# PROVIDED DATA
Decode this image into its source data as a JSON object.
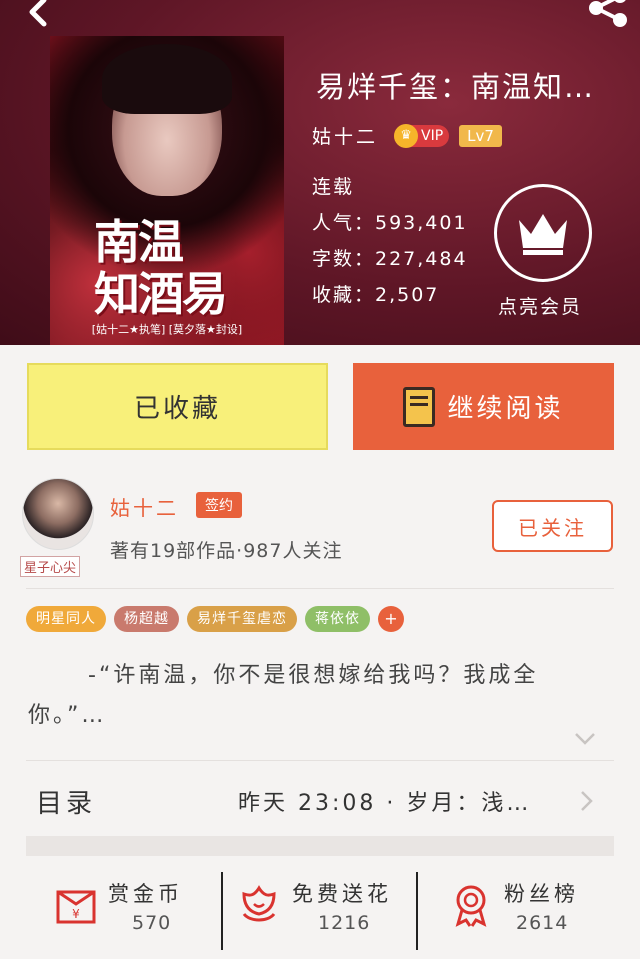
{
  "book": {
    "title": "易烊千玺：南温知…",
    "author": "姑十二",
    "vip_badge": "VIP",
    "level_badge": "Lv7",
    "status": "连载",
    "popularity": "人气：593,401",
    "word_count": "字数：227,484",
    "favorites": "收藏：2,507",
    "cover": {
      "title_line1": "南温",
      "title_line2": "知酒易",
      "credit": "[姑十二★执笔] [莫夕落★封设]"
    }
  },
  "vip_member": {
    "label": "点亮会员",
    "icon": "crown-icon"
  },
  "actions": {
    "collect_label": "已收藏",
    "read_label": "继续阅读",
    "collect_color": "#f8f07a",
    "read_color": "#e8613c"
  },
  "author_card": {
    "name": "姑十二",
    "signed_badge": "签约",
    "avatar_tag": "星子心尖",
    "info": "著有19部作品·987人关注",
    "follow_label": "已关注"
  },
  "tags": [
    {
      "label": "明星同人",
      "color": "#f0a93a"
    },
    {
      "label": "杨超越",
      "color": "#c97a6d"
    },
    {
      "label": "易烊千玺虐恋",
      "color": "#d9a048"
    },
    {
      "label": "蒋依依",
      "color": "#8fbf67"
    }
  ],
  "tag_more": "+",
  "summary": "-“许南温，你不是很想嫁给我吗？我成全你。”…",
  "toc": {
    "label": "目录",
    "latest": "昨天 23:08 · 岁月：浅…"
  },
  "bottom_bar": [
    {
      "label": "赏金币",
      "count": "570",
      "icon": "red-envelope-icon"
    },
    {
      "label": "免费送花",
      "count": "1216",
      "icon": "flower-icon"
    },
    {
      "label": "粉丝榜",
      "count": "2614",
      "icon": "medal-icon"
    }
  ],
  "colors": {
    "accent": "#e8613c",
    "header_bg": "#5e1626"
  }
}
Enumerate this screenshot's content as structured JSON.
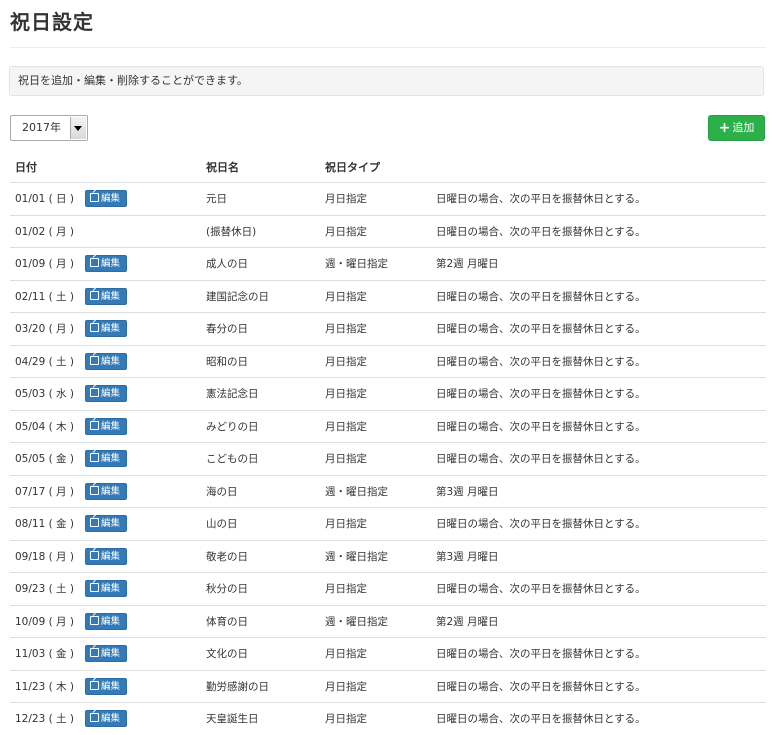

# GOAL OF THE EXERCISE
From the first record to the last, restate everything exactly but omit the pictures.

# RESULT
Decode this image into its source data as a JSON object.
{
  "book": {
    "title": "易烊千玺：南温知…",
    "author": "姑十二",
    "vip_badge": "VIP",
    "level_badge": "Lv7",
    "status": "连载",
    "popularity": "人气：593,401",
    "word_count": "字数：227,484",
    "favorites": "收藏：2,507",
    "cover": {
      "title_line1": "南温",
      "title_line2": "知酒易",
      "credit": "[姑十二★执笔] [莫夕落★封设]"
    }
  },
  "vip_member": {
    "label": "点亮会员",
    "icon": "crown-icon"
  },
  "actions": {
    "collect_label": "已收藏",
    "read_label": "继续阅读",
    "collect_color": "#f8f07a",
    "read_color": "#e8613c"
  },
  "author_card": {
    "name": "姑十二",
    "signed_badge": "签约",
    "avatar_tag": "星子心尖",
    "info": "著有19部作品·987人关注",
    "follow_label": "已关注"
  },
  "tags": [
    {
      "label": "明星同人",
      "color": "#f0a93a"
    },
    {
      "label": "杨超越",
      "color": "#c97a6d"
    },
    {
      "label": "易烊千玺虐恋",
      "color": "#d9a048"
    },
    {
      "label": "蒋依依",
      "color": "#8fbf67"
    }
  ],
  "tag_more": "+",
  "summary": "-“许南温，你不是很想嫁给我吗？我成全你。”…",
  "toc": {
    "label": "目录",
    "latest": "昨天 23:08 · 岁月：浅…"
  },
  "bottom_bar": [
    {
      "label": "赏金币",
      "count": "570",
      "icon": "red-envelope-icon"
    },
    {
      "label": "免费送花",
      "count": "1216",
      "icon": "flower-icon"
    },
    {
      "label": "粉丝榜",
      "count": "2614",
      "icon": "medal-icon"
    }
  ],
  "colors": {
    "accent": "#e8613c",
    "header_bg": "#5e1626"
  }
}
Enumerate this screenshot's content as structured JSON.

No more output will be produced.